Indeed, experience demonstrates that the views of the French legal community are requested and expected to be heard, and, when expressed in a spirit of cooperation, they are given due consideration. What is done at a bilateral and multilateral level (Francophone, European, or global) in the sole area of cooperation between French jurisdictions illustrates the benefit of their respective contributions to the development of a law tending to become common and in the resolution of problems encountered by their partners. Indeed, we share an increasing number of common values and principles, and are subject to the same challenges.

Such a cooperative attitude is not a sign of weakness, but rather an act of intelligence expected of us by our fellow citizens and businesses. As our law has a major European component, something which is enshrined in our Constitution itself, a strategy founded upon confrontation or cautious, inward-looking attitudes would bear more resemblance to an act of self-mutilation than to an effort of self-determination. Through Europe, we can also be more effective players in the globalisation of law and ward off the extraterritorial effects of certain national laws. That said, we must remain vigilant and not lose control over the legal integration process currently underway. We must engage in open and, if need be, firm dialogue with our interlocutors and partners, in order to ensure that said dialogue remains oriented towards protecting human rights and better serving the interests of both citizens and economic agents, without undermining our own vision and legitimate national interests.

In conclusion, I would like to emphasize that the Foreign Office and heads of mission must take part, at a bilateral or multilateral level, in this strategy of influence through the law that France needs to develop and implement, by promoting coordination and consistency or by giving rise to interventions or partnerships. As Vice-President of the Council of State, I am counting on your commitment and assistance and thank you for your support to this project from this point onwards.

[1]Text written in collaboration with Mr. Stéphane Eustache, Administrative Court and Administrative Appeal Court member and chargé de mission reporting to the Vice-President of the Council of State.

[2]The Council of State, L’influence internationale du droit français, a report published at the request of the Prime Minister, ed. La Documentation française, 2001.
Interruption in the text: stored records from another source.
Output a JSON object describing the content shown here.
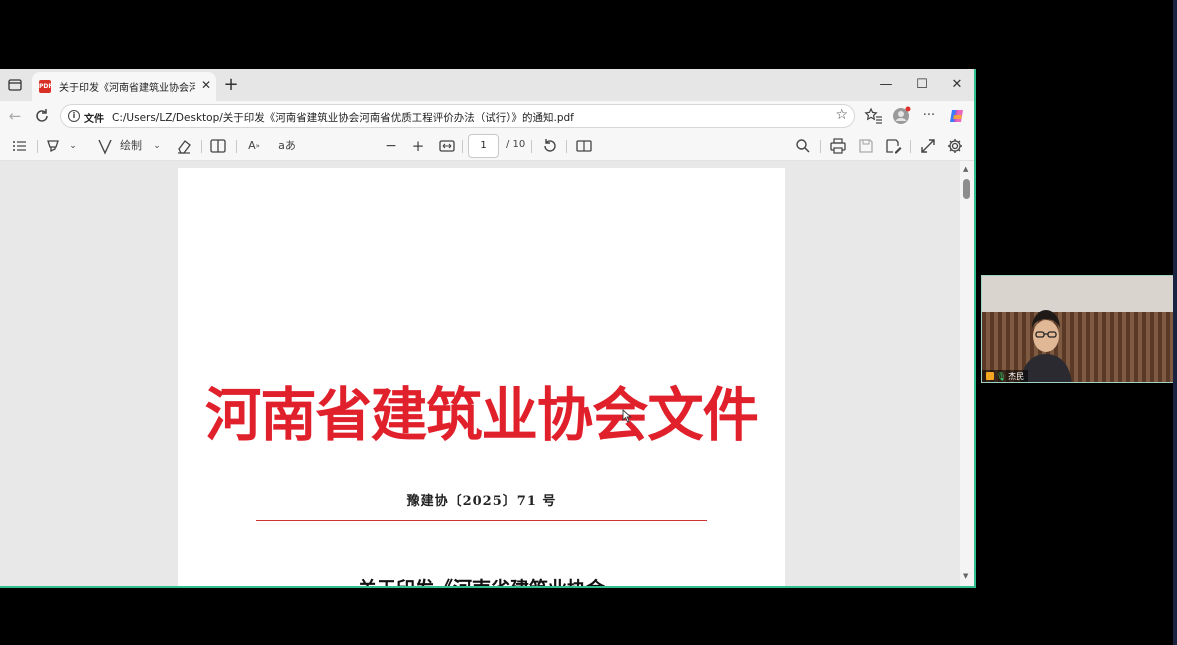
{
  "browser": {
    "tab": {
      "title": "关于印发《河南省建筑业协会河南省优质工程评价办法（试行）》的通知.pdf",
      "close_glyph": "✕",
      "icon_label": "PDF"
    },
    "new_tab_glyph": "+",
    "window_controls": {
      "minimize": "—",
      "maximize": "☐",
      "close": "✕"
    },
    "address": {
      "scheme_label": "文件",
      "url": "C:/Users/LZ/Desktop/关于印发《河南省建筑业协会河南省优质工程评价办法（试行）》的通知.pdf"
    }
  },
  "pdf_toolbar": {
    "draw_label": "绘制",
    "page_current": "1",
    "page_total": "/ 10"
  },
  "document": {
    "header": "河南省建筑业协会文件",
    "doc_number": "豫建协〔2025〕71 号",
    "title_partial": "关于印发《河南省建筑业协会"
  },
  "video": {
    "participant_name": "杰民"
  },
  "colors": {
    "header_red": "#e0202b",
    "accent_border": "#2fbf8f"
  }
}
[3]The abovementioned report, p. 71 and pp. 105-106. Its apodictic style is necessary and universal, with the result that it need do no more than set out pithy principles.